(Stored records)
»»
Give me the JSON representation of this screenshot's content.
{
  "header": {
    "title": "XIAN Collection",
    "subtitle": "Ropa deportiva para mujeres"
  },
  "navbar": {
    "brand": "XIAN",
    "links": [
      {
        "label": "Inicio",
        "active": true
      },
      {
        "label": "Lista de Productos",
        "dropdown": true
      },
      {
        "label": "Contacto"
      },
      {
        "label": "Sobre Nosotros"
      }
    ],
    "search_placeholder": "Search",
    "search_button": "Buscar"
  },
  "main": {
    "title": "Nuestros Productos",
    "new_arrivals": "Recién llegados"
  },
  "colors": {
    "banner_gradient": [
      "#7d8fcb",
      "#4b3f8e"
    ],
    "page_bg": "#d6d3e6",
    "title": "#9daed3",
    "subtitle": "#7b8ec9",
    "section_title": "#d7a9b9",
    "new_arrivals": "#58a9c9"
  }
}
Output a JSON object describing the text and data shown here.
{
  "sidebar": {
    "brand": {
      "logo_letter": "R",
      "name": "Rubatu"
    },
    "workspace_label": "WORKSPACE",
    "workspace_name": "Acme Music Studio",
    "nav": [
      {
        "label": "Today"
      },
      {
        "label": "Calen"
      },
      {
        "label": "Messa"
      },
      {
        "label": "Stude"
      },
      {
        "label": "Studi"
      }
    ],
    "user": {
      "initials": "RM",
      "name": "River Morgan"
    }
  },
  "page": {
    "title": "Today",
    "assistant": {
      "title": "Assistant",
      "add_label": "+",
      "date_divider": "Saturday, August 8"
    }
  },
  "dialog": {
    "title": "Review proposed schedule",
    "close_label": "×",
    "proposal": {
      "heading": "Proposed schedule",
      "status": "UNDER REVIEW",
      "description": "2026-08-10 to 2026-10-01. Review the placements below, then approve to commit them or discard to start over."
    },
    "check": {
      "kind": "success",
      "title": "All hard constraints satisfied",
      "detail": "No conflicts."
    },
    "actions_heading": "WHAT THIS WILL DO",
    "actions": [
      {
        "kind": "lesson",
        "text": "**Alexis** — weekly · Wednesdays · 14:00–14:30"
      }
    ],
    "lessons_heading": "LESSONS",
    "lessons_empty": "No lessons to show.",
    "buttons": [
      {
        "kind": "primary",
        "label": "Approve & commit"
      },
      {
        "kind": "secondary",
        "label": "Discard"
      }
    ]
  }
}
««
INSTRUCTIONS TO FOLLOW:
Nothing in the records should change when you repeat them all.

ANSWER:
Give me the JSON representation of this screenshot's content.
{
  "header": {
    "title": "XIAN Collection",
    "subtitle": "Ropa deportiva para mujeres"
  },
  "navbar": {
    "brand": "XIAN",
    "links": [
      {
        "label": "Inicio",
        "active": true
      },
      {
        "label": "Lista de Productos",
        "dropdown": true
      },
      {
        "label": "Contacto"
      },
      {
        "label": "Sobre Nosotros"
      }
    ],
    "search_placeholder": "Search",
    "search_button": "Buscar"
  },
  "main": {
    "title": "Nuestros Productos",
    "new_arrivals": "Recién llegados"
  },
  "colors": {
    "banner_gradient": [
      "#7d8fcb",
      "#4b3f8e"
    ],
    "page_bg": "#d6d3e6",
    "title": "#9daed3",
    "subtitle": "#7b8ec9",
    "section_title": "#d7a9b9",
    "new_arrivals": "#58a9c9"
  }
}
Output a JSON object describing the text and data shown here.
{
  "sidebar": {
    "brand": {
      "logo_letter": "R",
      "name": "Rubatu"
    },
    "workspace_label": "WORKSPACE",
    "workspace_name": "Acme Music Studio",
    "nav": [
      {
        "label": "Today"
      },
      {
        "label": "Calen"
      },
      {
        "label": "Messa"
      },
      {
        "label": "Stude"
      },
      {
        "label": "Studi"
      }
    ],
    "user": {
      "initials": "RM",
      "name": "River Morgan"
    }
  },
  "page": {
    "title": "Today",
    "assistant": {
      "title": "Assistant",
      "add_label": "+",
      "date_divider": "Saturday, August 8"
    }
  },
  "dialog": {
    "title": "Review proposed schedule",
    "close_label": "×",
    "proposal": {
      "heading": "Proposed schedule",
      "status": "UNDER REVIEW",
      "description": "2026-08-10 to 2026-10-01. Review the placements below, then approve to commit them or discard to start over."
    },
    "check": {
      "kind": "success",
      "title": "All hard constraints satisfied",
      "detail": "No conflicts."
    },
    "actions_heading": "WHAT THIS WILL DO",
    "actions": [
      {
        "kind": "lesson",
        "text": "**Alexis** — weekly · Wednesdays · 14:00–14:30"
      }
    ],
    "lessons_heading": "LESSONS",
    "lessons_empty": "No lessons to show.",
    "buttons": [
      {
        "kind": "primary",
        "label": "Approve & commit"
      },
      {
        "kind": "secondary",
        "label": "Discard"
      }
    ]
  }
}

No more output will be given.